The American-style muffin, as distinct from the English muffin, evolved around the time of the Second Industrial Revolution, which is to say the time when North Americans really got into the industrialization act (the second half of the 19th century). This was the golden age of American baking, when cast iron home stoves — complete with their own small ovens — rolled off American assembly lines. Well they didn’t roll off exactly, they had to be carried…by like 18 guys, because those things were heavy. And then I guess now that I think about it the moving assembly line wasn’t perfected in America until 1908. Other than that though, the phrase was apt.
Just how and when the American muffin diverged from the English muffin isn’t known. However I will posit the following guess: because it was a lot faster and easier to make. The English muffin is made from a risen yeast batter that is “baked”, really fried, in a small ring mold on a griddle. The American muffin, as demonstrated below, is made from a batter that is simply mixed together and baked in a mold. Start-to-finish, a collection of raw ingredients can be turned into hot ready-to-eat muffins in as little as 40 minutes. Plus chemical leavening, as long as it’s been stored properly, is never-fail. The same cannot be said of either packaged yeast (at least in those days) or a home-made starter.
So then the American-style muffin was clearly convenient, since it allowed a home baker to throw a batch together and bake them up quick (very likely in the residual heat of the wood-fired stove while dinner was being prepared). However it also allowed for improvisation in a way that the English muffin didn’t. Just about anything can be added to American muffin batter without interfering with the rising ability of baking powder or soda. That feature has been rather abused, at least to my mind, since American bakers started gettin’ jiggy with the ingredients around the 1920’s and 30’s. Prior to that point additions to American muffins were largely limited to things like raisins, dates and nuts (maybe bits of bacon or ham for a savory twist). Starting around 1940 fresh fruits like berries began to show up, after which point all hell broke loose: chocolate, carrots, cheese, squash.

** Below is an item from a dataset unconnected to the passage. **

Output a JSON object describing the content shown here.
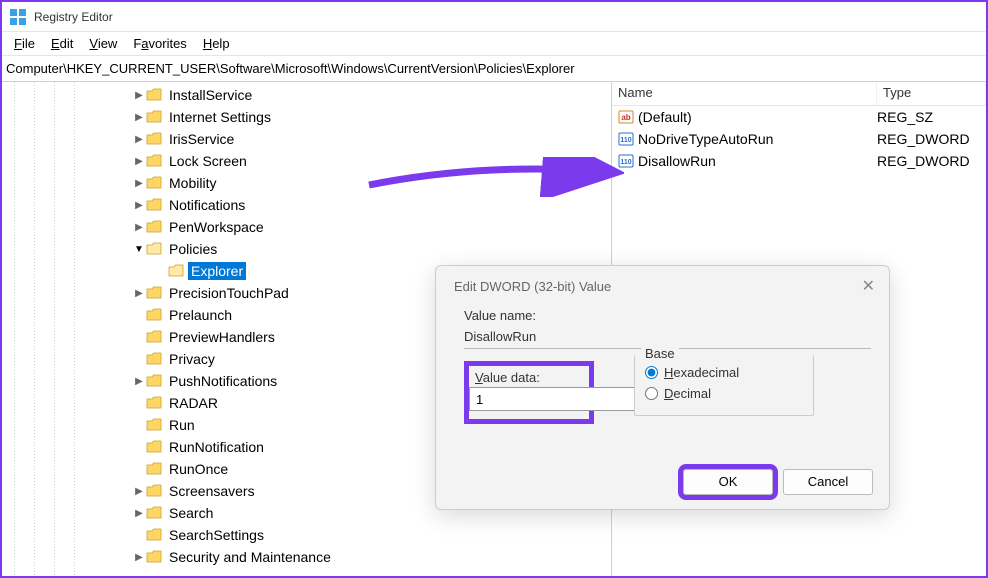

By the 1970’s there were muffins sporting things like pineapple and Spam. Today we have everything from peanut butter fudge to spinach, rhubarb, fennel, shellfish, lemon-chive-pepper, bleu cheese and walnuts…you name it.
Just more American baking ingenuity? Or a good idea gone horribly wrong? You be the judge.